Aaron Picozzi is a research associate for the military fellows at the Council on Foreign Relations.
The United States has recently enjoyed the tactical benefit of fighting enemies incapable of matching the technological prowess of the U.S. military. The use of modern weaponry against relatively antiquated forces has led to successful operations on the battlefield, particularly against the Taliban in Afghanistan. The U.S. military’s high-tech upper hand relies upon the leverage of these technological disparities, and in turn, has fostered an inflated level of combat supremacy. This problem resonates from foot soldiers to the highest level commanders and planners.
Confidence in the reliability and accuracy of combat technology has not been an issue of concern for the United States during recent or ongoing conflicts. However, in the face of Russian aggression toward Ukraine and Chinese expansion in the contested South and East China Seas, the massive benefit of American technology will be limited during conflict with either competitor. Either country could match what the United States has seen as their unique advantage for the past twenty-five years. There are even certain technologies upon which the United States has relied that could be equally countered, or even rendered useless, by the modernized militaries of China or Russia.
By relying upon satellite communication and positioning, the U.S. military has become accustomed to having a decisive advantage in terms of battlefield awareness. The enemy will not need to disrupt U.S. communications or GPS using interference methods, such as jamming, spoofing, or lazing; their loss of credibility and reliability due to a failure to advance the technology will render them obsolete.
The U.S. military claims that it is taking steps to galvanize the tenants of basic navigation in its servicemembers, but running a five point “land nav” course within the limits of a few blurry grid squares does nothing more than check a box.
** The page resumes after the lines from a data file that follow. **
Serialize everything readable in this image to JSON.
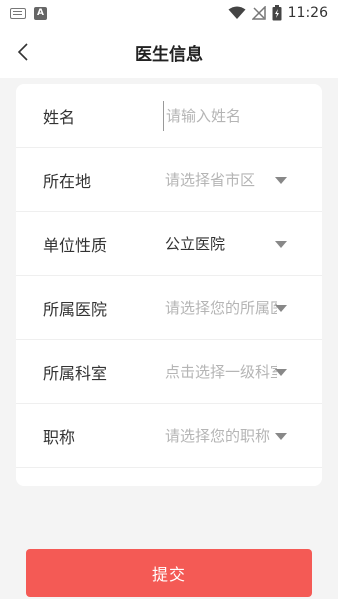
{
  "status_bar": {
    "time": "11:26",
    "icons": [
      "keyboard-icon",
      "a-notification-icon",
      "wifi-icon",
      "signal-off-icon",
      "battery-charging-icon"
    ]
  },
  "header": {
    "title": "医生信息",
    "back_icon": "chevron-left-icon"
  },
  "form": {
    "name": {
      "label": "姓名",
      "placeholder": "请输入姓名",
      "value": ""
    },
    "location": {
      "label": "所在地",
      "placeholder": "请选择省市区"
    },
    "unit_type": {
      "label": "单位性质",
      "value": "公立医院"
    },
    "hospital": {
      "label": "所属医院",
      "placeholder": "请选择您的所属医院"
    },
    "department": {
      "label": "所属科室",
      "placeholder": "点击选择一级科室"
    },
    "title": {
      "label": "职称",
      "placeholder": "请选择您的职称"
    }
  },
  "submit_label": "提交",
  "colors": {
    "accent": "#f45a55",
    "placeholder": "#b5b5b5",
    "background": "#f4f4f4"
  }
}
Continued attention to these tasks will be necessary to consider them a viable backup.
The same can be said for the U.S. Navy’s reintroduction of celestial navigation—navigation based on measurements of the time and position of the sun, moon, and stars. However, a day looking through the sextant doesn’t make someone ready to circle the globe in their schooner. Uncertainty surrounding the accuracy of GPS coordinates will cause, at the very least, the need to verify locations through less advanced means—a tedious process prone to human error. These rudimentary skills are perishable and have not been relied upon for years.
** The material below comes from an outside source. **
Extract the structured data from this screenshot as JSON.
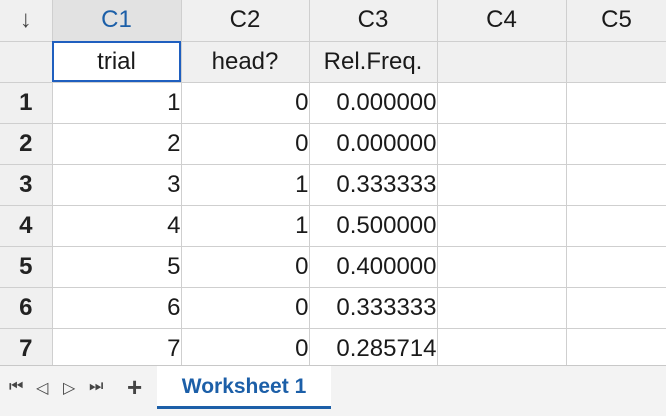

“Owning the night”— the U.S. military’s ability to operate in the cover of darkness thanks to night vision and thermal devices—will no longer be a predetermined advantage when the enemy is equally advanced and funded. Confrontations with more sophisticated militaries will also reduce the advantage of the integrative digital webbing that meshes military command and control. Secure communications with soldiers on the ground are only valued when that security is guaranteed, otherwise the weight, complexity, and unreliability would render current communications equipment nearly obsolete.
The air domain has seen the greatest disparity in recent U.S. conflicts. Drones are instrumental to U.S. military operations, as they are able to patrol and surveil for longer periods of time than their manned counterparts, without the risk of pilot fatigue. The lifeblood behind these tools lies in their ability to transfer data. There are conflicting claims that states, including Iran, have hacked U.S. drones, but the insurgencies and fractured governments in the U.S. crosshairs have, so far, lacked the ability to significantly disrupt data streams. China and Russia have the capability to, and likely would, target both the physical and intangible assets of the United States during a time of conflict. Both countries have showcased their ability to operate in the cyber domain, either by stealing plans for military aircraft, or accessing the Pentagon’s e-mail system.
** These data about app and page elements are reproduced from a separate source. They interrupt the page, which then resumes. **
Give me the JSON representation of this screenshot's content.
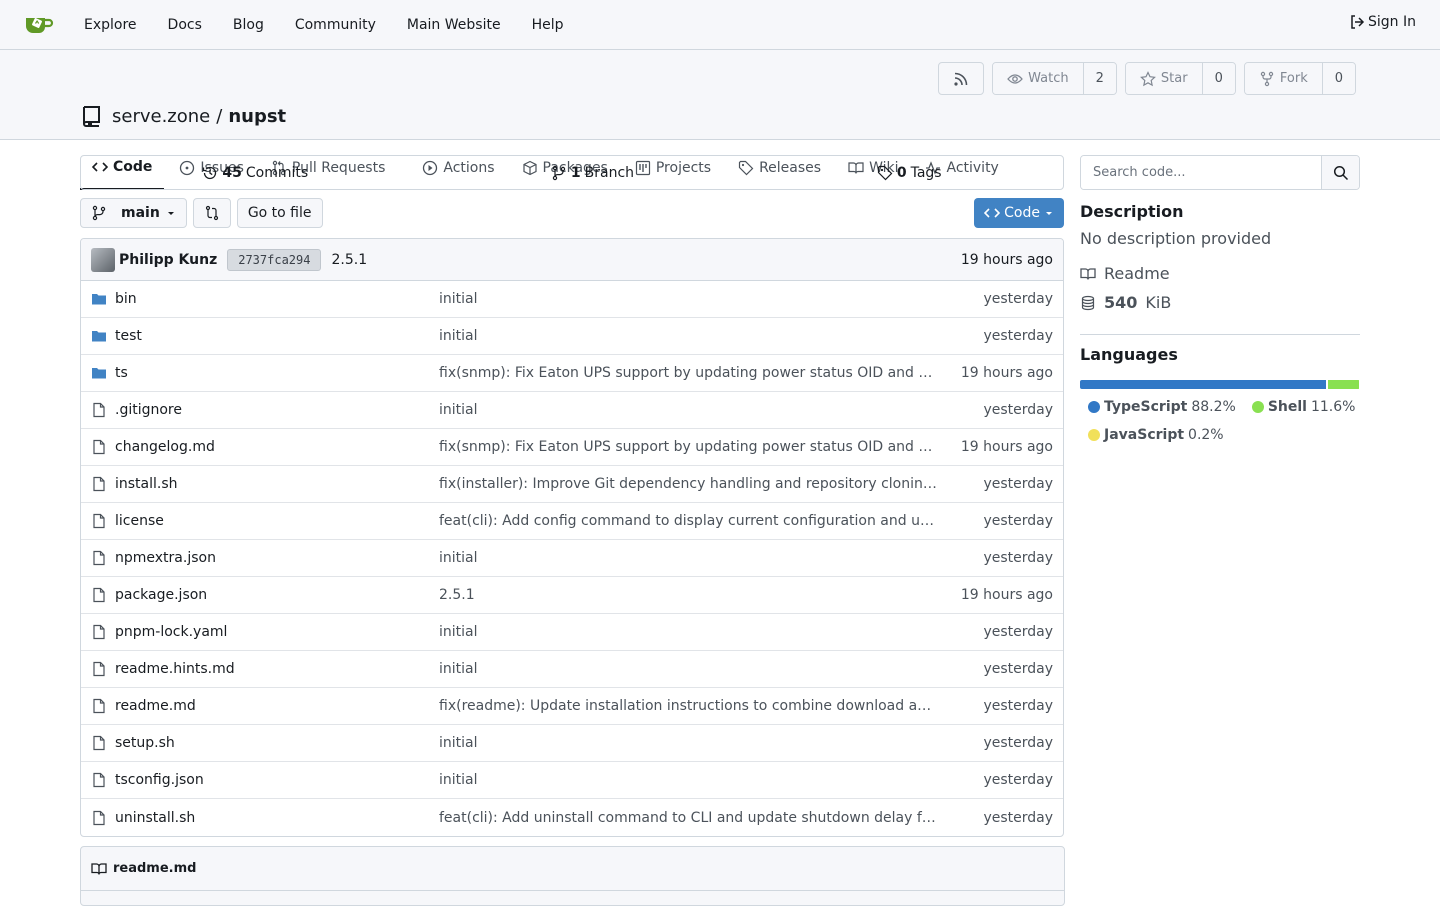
{
  "nav": {
    "links": [
      "Explore",
      "Docs",
      "Blog",
      "Community",
      "Main Website",
      "Help"
    ],
    "signin": "Sign In"
  },
  "repo": {
    "owner": "serve.zone",
    "separator": "/",
    "name": "nupst",
    "watch_label": "Watch",
    "watch_count": "2",
    "star_label": "Star",
    "star_count": "0",
    "fork_label": "Fork",
    "fork_count": "0"
  },
  "tabs": [
    "Code",
    "Issues",
    "Pull Requests",
    "Actions",
    "Packages",
    "Projects",
    "Releases",
    "Wiki",
    "Activity"
  ],
  "stats": {
    "commits_count": "45",
    "commits_label": "Commits",
    "branches_count": "1",
    "branches_label": "Branch",
    "tags_count": "0",
    "tags_label": "Tags"
  },
  "branch": {
    "name": "main",
    "goto_label": "Go to file",
    "code_label": "Code"
  },
  "latest_commit": {
    "author": "Philipp Kunz",
    "sha": "2737fca294",
    "message": "2.5.1",
    "time": "19 hours ago"
  },
  "files": [
    {
      "name": "bin",
      "type": "dir",
      "message": "initial",
      "time": "yesterday"
    },
    {
      "name": "test",
      "type": "dir",
      "message": "initial",
      "time": "yesterday"
    },
    {
      "name": "ts",
      "type": "dir",
      "message": "fix(snmp): Fix Eaton UPS support by updating power status OID and …",
      "time": "19 hours ago"
    },
    {
      "name": ".gitignore",
      "type": "file",
      "message": "initial",
      "time": "yesterday"
    },
    {
      "name": "changelog.md",
      "type": "file",
      "message": "fix(snmp): Fix Eaton UPS support by updating power status OID and …",
      "time": "19 hours ago"
    },
    {
      "name": "install.sh",
      "type": "file",
      "message": "fix(installer): Improve Git dependency handling and repository clonin…",
      "time": "yesterday"
    },
    {
      "name": "license",
      "type": "file",
      "message": "feat(cli): Add config command to display current configuration and u…",
      "time": "yesterday"
    },
    {
      "name": "npmextra.json",
      "type": "file",
      "message": "initial",
      "time": "yesterday"
    },
    {
      "name": "package.json",
      "type": "file",
      "message": "2.5.1",
      "time": "19 hours ago"
    },
    {
      "name": "pnpm-lock.yaml",
      "type": "file",
      "message": "initial",
      "time": "yesterday"
    },
    {
      "name": "readme.hints.md",
      "type": "file",
      "message": "initial",
      "time": "yesterday"
    },
    {
      "name": "readme.md",
      "type": "file",
      "message": "fix(readme): Update installation instructions to combine download an…",
      "time": "yesterday"
    },
    {
      "name": "setup.sh",
      "type": "file",
      "message": "initial",
      "time": "yesterday"
    },
    {
      "name": "tsconfig.json",
      "type": "file",
      "message": "initial",
      "time": "yesterday"
    },
    {
      "name": "uninstall.sh",
      "type": "file",
      "message": "feat(cli): Add uninstall command to CLI and update shutdown delay f…",
      "time": "yesterday"
    }
  ],
  "readme": {
    "title": "readme.md"
  },
  "sidebar": {
    "search_placeholder": "Search code...",
    "description_heading": "Description",
    "description_text": "No description provided",
    "readme_label": "Readme",
    "size_value": "540",
    "size_unit": "KiB",
    "languages_heading": "Languages",
    "languages": [
      {
        "name": "TypeScript",
        "percent": "88.2%",
        "color": "#3178c6"
      },
      {
        "name": "Shell",
        "percent": "11.6%",
        "color": "#89e051"
      },
      {
        "name": "JavaScript",
        "percent": "0.2%",
        "color": "#f1e05a"
      }
    ]
  }
}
In order to further protect valuable data streams from cyberattacks, the Pentagon has tasked the Defense Advanced Research Projects Agency (DARPA) with fortifying the physical and intangible backbones of high-tech systems—a goal that still remains out of reach. Until the security and reliability of these data streams can be assured, the dependability of remotely operated assets will remain uncertain. However, the United States also has the capacity to disrupt data streams of Russia and China, at least putting them at an equal disadvantage.
This is not a luddites anthem, but a warning that America’s technological advantage is not absolute. Perhaps it’s time to shed the “technological snivel” and embrace the fundamentals of warfare. Soldiers need to “shoot, move, and communicate” no matter the circumstances. As the tech gap continues to close between combatants—either through globalization or proliferation—militaries will have to increasingly rely upon their “archaic” skills. These skills must therefore remain sharp and be used often, not only as a contingent. If the American military continues to solely rely on the bells and whistles brought about by modernity, all that will be left when facing an equally equipped force is a complicated machine, devoid of advantage.